Directed by: Martin Campbell (Edge of Darkness)
Starring: Ryan Reynolds, Blake Lively, Peter Sarsgaard, Mark Strong, Temuera Morrison
With Green Lantern, Warner Bros. might just have brought us our most purely superfluous comic-book movie to date. In a summer already being defined by a glut of superhero flicks, here we get a crash course in exactly how not to make one of these films. Don’t get me wrong, at no point does Green Lantern dredge the depths of Catwoman (2004), but there’s absolutely no reason this movie should be so damned boring. In the worst of times, even the lousiest of comic-book properties should be entertaining. What a sad world we live in when someone can make a $200 million movie about guys flying around space fighting aliens that’s still drowsiness inducing.

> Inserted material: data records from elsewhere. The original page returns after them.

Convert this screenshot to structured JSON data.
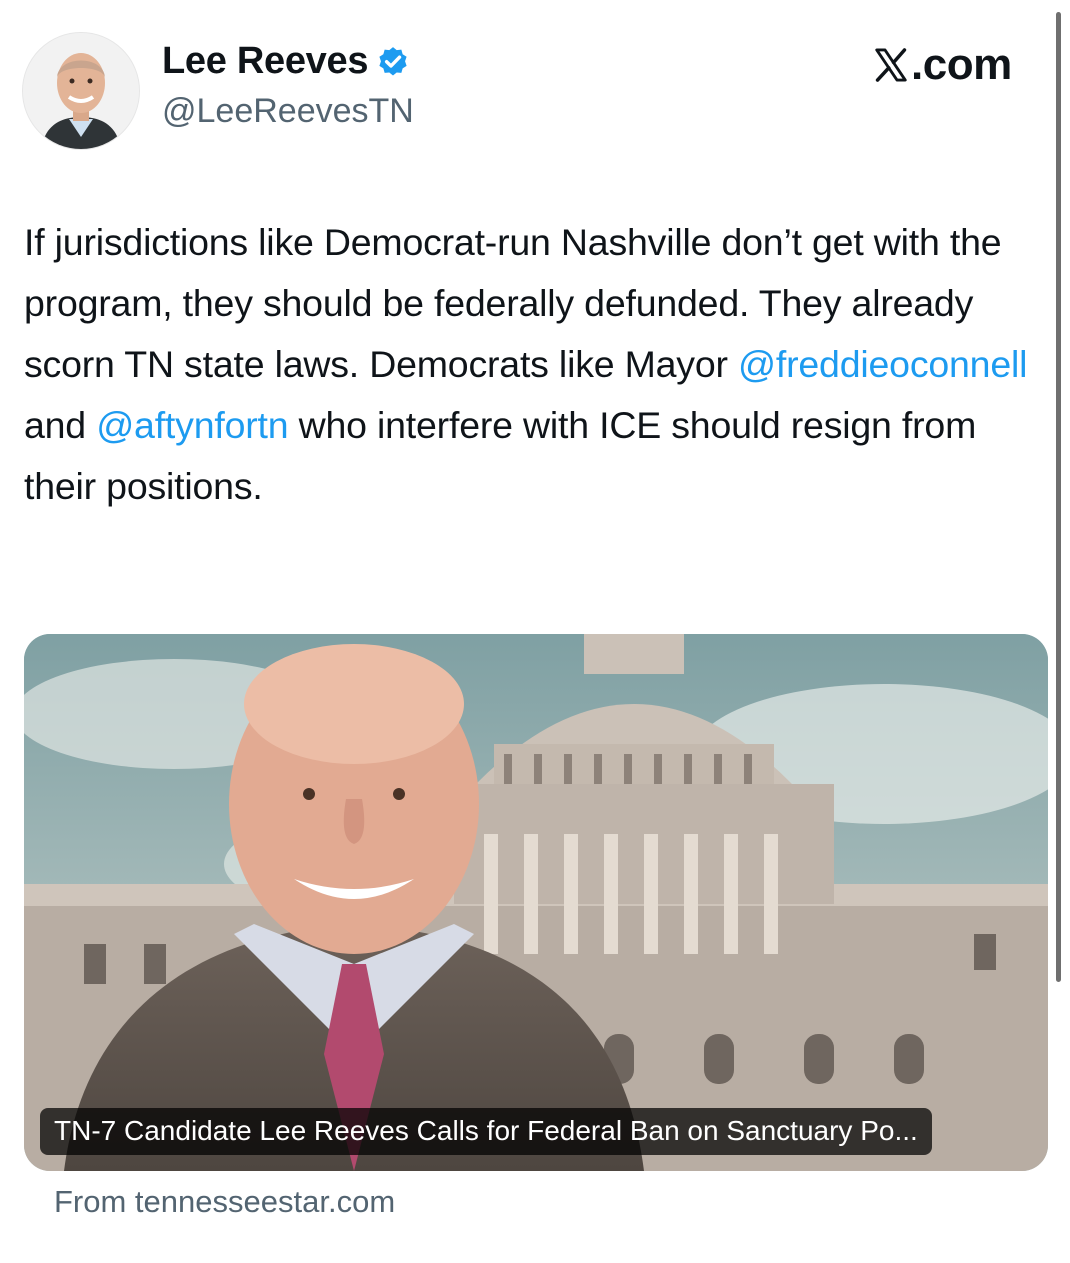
{
  "author": {
    "display_name": "Lee Reeves",
    "handle": "@LeeReevesTN",
    "verified_icon": "verified-badge-icon",
    "verified_color": "#1d9bf0"
  },
  "brand": {
    "suffix": ".com",
    "logo_icon": "x-logo-icon"
  },
  "tweet": {
    "text_part1": "If jurisdictions like Democrat-run Nashville don’t get with the program, they should be federally defunded. They already scorn TN state laws. Democrats like Mayor ",
    "mention1": "@freddieoconnell",
    "text_part2": " and ",
    "mention2": "@aftynfortn",
    "text_part3": " who interfere with ICE should resign from their positions.",
    "mention_color": "#1d9bf0"
  },
  "link_card": {
    "title": "TN-7 Candidate Lee Reeves Calls for Federal Ban on Sanctuary Po...",
    "image_icon": "capitol-portrait-image"
  },
  "source": {
    "label": "From tennesseestar.com"
  }
}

For just a moment, I had a flash of hope that Green Lantern might turn out to be a hokey Flash Gordon-styled space opera—full of exotic, nonsensical worlds and aliens—thanks to a melodramatic opening voice-over describing all the alien mumbo-jumbo establishing the film’s premise. The set-up is workable for that kind of story, as cocky test pilot Hal Jordan (Ryan Reynolds) is given a mysterious ring by a dying, purple alien (Temuera Morrison, Couples Retreat) which grants him superpowers and entrance into the Green Lantern Corps (they’re basically interstellar cops). At the same time, an evil force named Parallax—a giant, tentacled, physical embodiment of fear—is running around space, destroying worlds, sounding like Orson Welles in the animated Transformers (1986) movie and basically being all-around evil.
So, does Hal run out in space with his fancy new power ring and and rip Parallax a new singularity? Nope. Instead, we get stuck in origin-story hell. Hal has to sit around and suffer through a crisis of conscience—and confidence—over whether or not he can really be a Green Lantern. Being a superhero, he’s also got some daddy issues he’s got to work out first. Actually, everyone in this movie seems to have daddy issues, most notably our other bad guy, Hector (a nerdy, skeazy Peter Sarsgaard, who also happens to be the best thing in the movie), who just can’t seem to please his dad, Senator Hammond (Tim Robbins, looking a lot like Bill Clinton). When Hector gets infected by some Parallax leftovers that also give him superpowers—not to mention an oversized noggin and a goiter—he’s obviously got to go cause trouble, too. All of this dovetails into the various and predictable outcomes you’d expect, with some stops along the way for vaguely philosophical musings about the wages of fear and such, which are a little difficult to take seriously coming from a guy in a CGI unitard.
Green Lantern does get some things right here and there, namely in the ways it attempts to subvert superhero conventions, like in the way Hal’s Lone Ranger-like mask doesn’t make for much of a disguise. But even this sort of post-modern take on superheroes has been done to death already. For a film that’s so ensconced in its own sci-fi mythology, there’s a definite lack of anything new—and worse, anything fun—coming along with it. Rated PG-13 for intense sequences of sci-fi violence and action.